Use your tools (or not)!

After reading two posts by David Turnbull and Judy Jenner, I wondered what translation resources should be allowed during certification exams. Pretty hard for me to find a satisfying answer. Below there’s an overview of my thoughts, but I would be glad to know your opinion.

1 Internet + paper resources (such as AITI’s exam)
PROs for tester
– Exams can be done remotely
– No need to apply a search engine filter or to decide what can or can’t be consulted
CONs for testees
Well, this is how most of us work now, so I think we can skip this point 😉

2 Only paper resources (such as ATA’s exam)
PROs for tester
– People can’t email their passage so that someone translates it for them
– No need to provide an internet connection
– It gets harder to cheat (time to brush up the skills you used in high school? 🙂 )
CONs for testees
– Research is slowed down
– If you encounter a word you don’t know and can’t guess, well…

3 Nothing, just you and your pen/keyboard (such as EU tests for contract agents in translation)
PROs for tester
– It is a good way to test someone’s vocabulary
– No need to find a passage that has not been previously translated
CONs for testees
– No research skills are tested
– Very long preparation time before the test

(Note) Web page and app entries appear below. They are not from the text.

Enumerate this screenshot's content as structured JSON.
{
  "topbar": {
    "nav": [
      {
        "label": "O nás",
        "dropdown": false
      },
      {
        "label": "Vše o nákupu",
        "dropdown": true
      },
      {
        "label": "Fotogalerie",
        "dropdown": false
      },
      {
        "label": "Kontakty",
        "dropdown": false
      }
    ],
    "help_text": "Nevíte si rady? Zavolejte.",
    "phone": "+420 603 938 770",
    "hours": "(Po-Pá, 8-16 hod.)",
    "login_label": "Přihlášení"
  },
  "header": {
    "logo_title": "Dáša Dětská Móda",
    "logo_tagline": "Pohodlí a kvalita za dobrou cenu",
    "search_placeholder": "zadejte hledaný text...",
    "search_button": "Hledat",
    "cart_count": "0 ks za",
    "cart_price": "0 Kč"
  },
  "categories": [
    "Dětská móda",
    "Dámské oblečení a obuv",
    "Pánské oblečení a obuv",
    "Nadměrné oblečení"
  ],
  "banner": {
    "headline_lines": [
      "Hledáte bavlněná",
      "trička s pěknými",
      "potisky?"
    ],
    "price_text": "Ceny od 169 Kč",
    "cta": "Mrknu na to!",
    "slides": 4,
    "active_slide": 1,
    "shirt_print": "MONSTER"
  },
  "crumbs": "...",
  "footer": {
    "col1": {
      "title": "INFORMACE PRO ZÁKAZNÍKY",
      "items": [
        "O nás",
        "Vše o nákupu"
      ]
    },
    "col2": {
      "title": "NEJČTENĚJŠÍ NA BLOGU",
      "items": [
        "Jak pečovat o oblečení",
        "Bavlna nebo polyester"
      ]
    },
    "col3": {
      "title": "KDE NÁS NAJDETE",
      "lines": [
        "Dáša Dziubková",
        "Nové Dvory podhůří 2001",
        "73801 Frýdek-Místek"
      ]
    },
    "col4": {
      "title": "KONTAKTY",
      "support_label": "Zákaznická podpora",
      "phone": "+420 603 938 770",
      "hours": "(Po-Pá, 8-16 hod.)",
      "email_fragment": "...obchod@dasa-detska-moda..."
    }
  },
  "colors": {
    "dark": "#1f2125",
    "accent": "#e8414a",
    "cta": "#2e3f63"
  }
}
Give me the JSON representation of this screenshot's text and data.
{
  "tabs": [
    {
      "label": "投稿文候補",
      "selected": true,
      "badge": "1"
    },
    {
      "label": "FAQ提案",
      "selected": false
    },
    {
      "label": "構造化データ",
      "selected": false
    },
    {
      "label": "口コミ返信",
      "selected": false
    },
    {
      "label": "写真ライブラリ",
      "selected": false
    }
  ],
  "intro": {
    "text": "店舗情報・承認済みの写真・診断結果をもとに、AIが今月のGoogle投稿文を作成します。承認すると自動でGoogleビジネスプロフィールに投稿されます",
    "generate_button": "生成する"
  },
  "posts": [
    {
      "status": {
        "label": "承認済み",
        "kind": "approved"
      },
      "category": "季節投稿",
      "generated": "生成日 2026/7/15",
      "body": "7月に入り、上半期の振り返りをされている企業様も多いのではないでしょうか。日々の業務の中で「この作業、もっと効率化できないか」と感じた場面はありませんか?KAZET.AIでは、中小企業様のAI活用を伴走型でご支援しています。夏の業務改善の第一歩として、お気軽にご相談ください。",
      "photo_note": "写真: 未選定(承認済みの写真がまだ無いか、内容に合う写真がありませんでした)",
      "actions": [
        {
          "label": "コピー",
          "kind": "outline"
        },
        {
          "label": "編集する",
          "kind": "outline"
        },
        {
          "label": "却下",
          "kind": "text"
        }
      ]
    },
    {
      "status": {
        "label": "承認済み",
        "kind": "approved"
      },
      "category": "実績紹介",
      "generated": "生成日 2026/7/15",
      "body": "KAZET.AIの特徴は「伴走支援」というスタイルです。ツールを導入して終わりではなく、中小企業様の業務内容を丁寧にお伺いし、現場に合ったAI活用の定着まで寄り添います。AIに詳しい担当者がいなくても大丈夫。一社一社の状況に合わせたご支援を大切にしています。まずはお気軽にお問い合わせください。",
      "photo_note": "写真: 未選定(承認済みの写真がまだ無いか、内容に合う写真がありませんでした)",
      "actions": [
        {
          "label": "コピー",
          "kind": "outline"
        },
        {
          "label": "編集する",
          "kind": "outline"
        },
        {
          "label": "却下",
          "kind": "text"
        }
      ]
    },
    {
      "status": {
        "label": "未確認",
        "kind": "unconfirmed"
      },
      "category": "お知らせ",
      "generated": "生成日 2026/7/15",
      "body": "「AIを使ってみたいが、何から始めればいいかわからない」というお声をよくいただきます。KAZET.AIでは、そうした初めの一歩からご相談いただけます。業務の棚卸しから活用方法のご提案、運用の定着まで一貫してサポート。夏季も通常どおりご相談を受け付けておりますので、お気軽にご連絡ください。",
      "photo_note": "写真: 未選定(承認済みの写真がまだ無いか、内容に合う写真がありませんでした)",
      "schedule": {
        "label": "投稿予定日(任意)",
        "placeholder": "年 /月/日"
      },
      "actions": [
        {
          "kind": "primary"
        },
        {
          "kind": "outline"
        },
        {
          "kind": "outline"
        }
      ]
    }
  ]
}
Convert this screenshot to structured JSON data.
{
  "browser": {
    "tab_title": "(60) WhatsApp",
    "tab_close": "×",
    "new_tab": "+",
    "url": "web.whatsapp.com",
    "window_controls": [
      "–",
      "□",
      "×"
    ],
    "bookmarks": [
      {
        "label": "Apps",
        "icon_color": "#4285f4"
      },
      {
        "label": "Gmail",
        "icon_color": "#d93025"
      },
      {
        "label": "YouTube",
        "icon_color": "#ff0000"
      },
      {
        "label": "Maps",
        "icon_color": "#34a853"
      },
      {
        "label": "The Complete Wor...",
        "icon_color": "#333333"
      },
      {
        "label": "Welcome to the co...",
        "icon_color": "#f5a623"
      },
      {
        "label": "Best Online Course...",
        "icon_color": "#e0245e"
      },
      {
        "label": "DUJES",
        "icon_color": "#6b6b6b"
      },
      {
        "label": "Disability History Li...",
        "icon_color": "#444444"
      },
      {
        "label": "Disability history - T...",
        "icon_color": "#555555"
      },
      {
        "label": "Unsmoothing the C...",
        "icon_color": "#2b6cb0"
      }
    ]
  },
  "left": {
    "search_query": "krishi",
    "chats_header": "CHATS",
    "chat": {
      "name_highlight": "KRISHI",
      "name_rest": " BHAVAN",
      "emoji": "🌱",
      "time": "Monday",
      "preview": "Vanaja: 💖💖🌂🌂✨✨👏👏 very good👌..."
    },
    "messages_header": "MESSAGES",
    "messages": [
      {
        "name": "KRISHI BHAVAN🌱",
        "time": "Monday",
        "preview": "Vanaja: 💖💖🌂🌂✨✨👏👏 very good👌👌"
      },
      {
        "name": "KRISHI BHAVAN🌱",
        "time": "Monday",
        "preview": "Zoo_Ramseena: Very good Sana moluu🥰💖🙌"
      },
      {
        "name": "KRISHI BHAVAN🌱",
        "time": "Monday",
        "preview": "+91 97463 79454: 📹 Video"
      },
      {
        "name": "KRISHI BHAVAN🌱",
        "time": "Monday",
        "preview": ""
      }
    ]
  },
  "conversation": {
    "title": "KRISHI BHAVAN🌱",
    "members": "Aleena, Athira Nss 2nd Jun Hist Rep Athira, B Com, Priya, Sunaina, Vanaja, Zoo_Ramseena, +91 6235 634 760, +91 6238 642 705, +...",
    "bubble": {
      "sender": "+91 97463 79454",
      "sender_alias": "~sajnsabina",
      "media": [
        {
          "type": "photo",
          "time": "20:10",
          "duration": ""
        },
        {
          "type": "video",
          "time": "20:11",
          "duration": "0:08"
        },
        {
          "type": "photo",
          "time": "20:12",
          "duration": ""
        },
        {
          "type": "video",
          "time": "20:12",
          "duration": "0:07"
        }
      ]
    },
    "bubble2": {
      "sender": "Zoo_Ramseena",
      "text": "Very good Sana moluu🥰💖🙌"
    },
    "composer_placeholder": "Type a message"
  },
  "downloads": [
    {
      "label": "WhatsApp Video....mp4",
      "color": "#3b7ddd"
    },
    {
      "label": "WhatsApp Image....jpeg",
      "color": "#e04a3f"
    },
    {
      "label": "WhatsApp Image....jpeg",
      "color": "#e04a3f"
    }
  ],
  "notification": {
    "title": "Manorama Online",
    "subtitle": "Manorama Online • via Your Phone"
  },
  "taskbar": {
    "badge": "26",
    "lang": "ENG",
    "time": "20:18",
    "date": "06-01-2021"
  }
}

Personally, I am not a huge fan of #3. To me, the ability to research effectively is an essential translation skill. So, managing your time between online and paper resources is an important point.
And what’s your experience with exams and certifications, dear readers? Please share your thoughts!

Advertisements

About Chiara Vecchi

A blogging translator working from English and German into Italian. You are more than welcome to visit my blog https://squirreltranslations.wordpress.com!
This entry was posted in Professional associations, Translation and tagged , , . Bookmark the permalink.

5 Responses to Use your tools (or not)!

  1. Krystyna Deramo says:

    I value the blog post. Really Cool.

  2. I vote for #1. To avoid cheating, this shouldn’t be done remotely and there should be limited access to internet (i.e. blocked access to any type of email services, nothing else comes to mind right now). But testees should be able to research. As a translator who started her career in the internet era, I cannot imagine working without internet. The ability to use online available tools is crucial to any translator today and consulting IATE terminology, eurlex, or any online dictionary is not cheating, it is sometimes part of a multilevel QA process.

    • Hi (again) Veronica 😉 You provided a very good point in favour of #1. I agree that email accounts, chats, etc. should be banned during exams, and that some resources should be allowed, as they are only on the internet. However, someone might object that keeping track of which wesites you are allowed to visit and which you are not is becoming an increasingly tough job! It would be nice to know if there are institutions who do that on a regular basis. And by the way, thanks again for commenting!

  3. Pingback: Weekly favorites (Sep 10-16) | Adventures in Freelance Translation

You are more than welcome to leave a comment!

Fill in your details below or click an icon to log in:

WordPress.com Logo

You are commenting using your WordPress.com account. Log Out / Change )

Twitter picture

You are commenting using your Twitter account. Log Out / Change )

Facebook photo

You are commenting using your Facebook account. Log Out / Change )

Google+ photo

You are commenting using your Google+ account. Log Out / Change )

Connecting to %s